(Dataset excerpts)
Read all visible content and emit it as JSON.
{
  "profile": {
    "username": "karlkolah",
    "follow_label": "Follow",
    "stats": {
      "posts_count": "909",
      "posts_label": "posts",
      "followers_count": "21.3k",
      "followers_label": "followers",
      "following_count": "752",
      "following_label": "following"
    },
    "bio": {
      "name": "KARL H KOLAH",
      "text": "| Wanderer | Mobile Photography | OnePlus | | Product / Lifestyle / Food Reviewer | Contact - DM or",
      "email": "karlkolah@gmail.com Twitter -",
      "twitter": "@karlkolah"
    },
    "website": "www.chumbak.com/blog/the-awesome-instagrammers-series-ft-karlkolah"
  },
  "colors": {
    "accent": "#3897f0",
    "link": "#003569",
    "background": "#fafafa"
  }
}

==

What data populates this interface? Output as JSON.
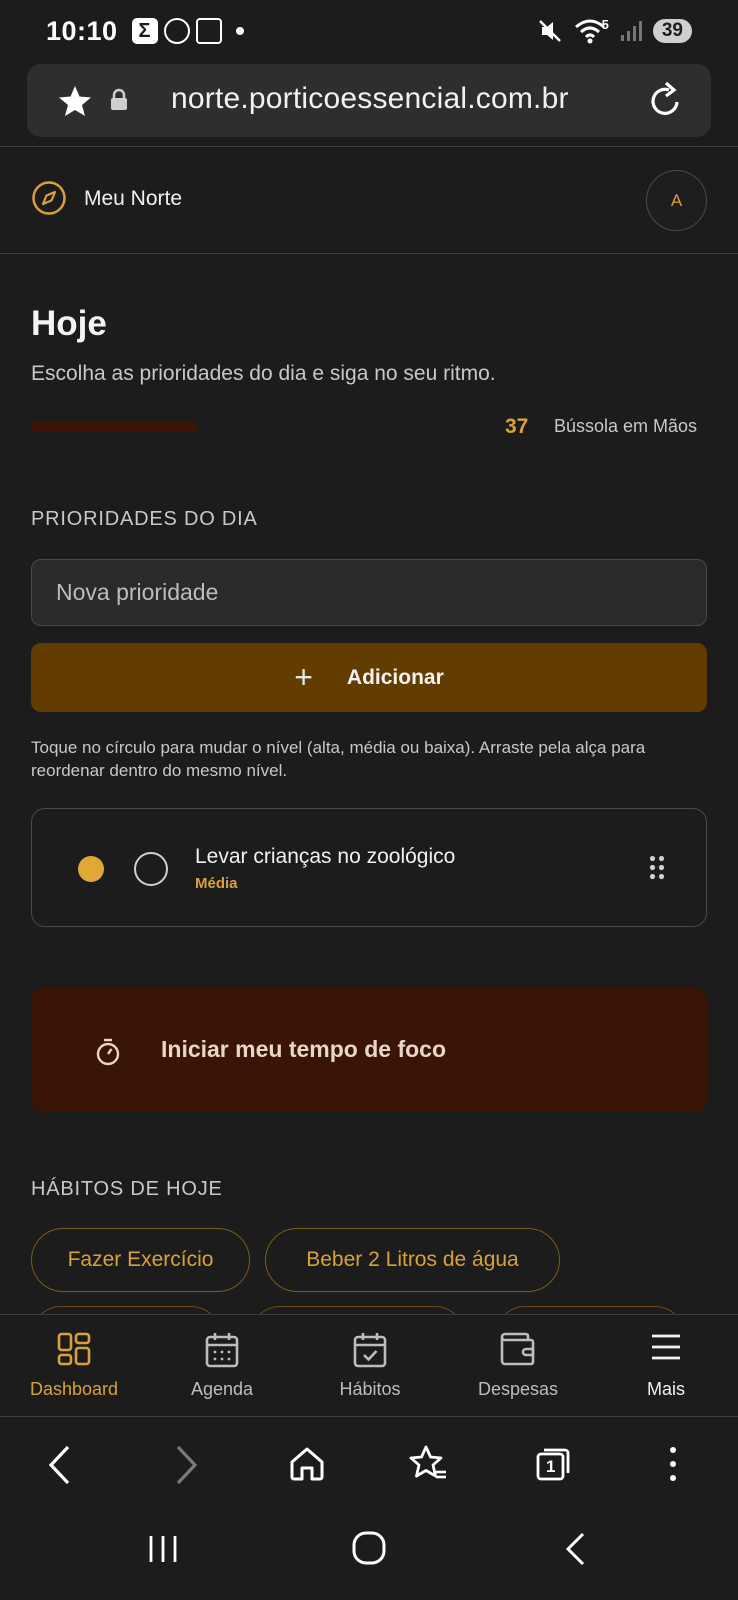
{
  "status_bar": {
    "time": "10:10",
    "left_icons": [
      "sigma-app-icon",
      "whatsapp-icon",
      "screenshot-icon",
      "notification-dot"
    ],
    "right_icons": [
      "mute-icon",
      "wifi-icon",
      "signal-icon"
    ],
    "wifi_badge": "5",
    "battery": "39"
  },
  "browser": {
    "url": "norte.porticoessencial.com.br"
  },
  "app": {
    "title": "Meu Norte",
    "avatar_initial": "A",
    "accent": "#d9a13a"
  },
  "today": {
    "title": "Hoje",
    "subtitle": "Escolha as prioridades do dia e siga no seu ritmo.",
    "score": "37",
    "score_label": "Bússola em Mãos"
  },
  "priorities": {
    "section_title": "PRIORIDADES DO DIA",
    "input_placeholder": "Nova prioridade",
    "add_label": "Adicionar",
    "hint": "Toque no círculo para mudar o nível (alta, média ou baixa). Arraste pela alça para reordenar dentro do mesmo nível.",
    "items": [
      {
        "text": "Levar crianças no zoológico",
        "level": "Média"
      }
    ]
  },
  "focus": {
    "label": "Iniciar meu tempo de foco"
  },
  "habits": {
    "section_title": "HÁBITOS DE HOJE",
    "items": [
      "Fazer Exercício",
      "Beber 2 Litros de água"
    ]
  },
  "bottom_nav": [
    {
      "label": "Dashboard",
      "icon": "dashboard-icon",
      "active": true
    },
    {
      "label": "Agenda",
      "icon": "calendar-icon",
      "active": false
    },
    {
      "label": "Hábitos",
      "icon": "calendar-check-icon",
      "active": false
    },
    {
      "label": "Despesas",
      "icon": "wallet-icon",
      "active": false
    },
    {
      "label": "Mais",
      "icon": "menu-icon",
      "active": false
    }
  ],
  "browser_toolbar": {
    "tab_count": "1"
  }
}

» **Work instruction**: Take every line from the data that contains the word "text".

» **Solution**:
      "text": "| Wanderer | Mobile Photography | OnePlus | | Product / Lifestyle / Food Reviewer | Contact - DM or",
        "text": "Levar crianças no zoológico",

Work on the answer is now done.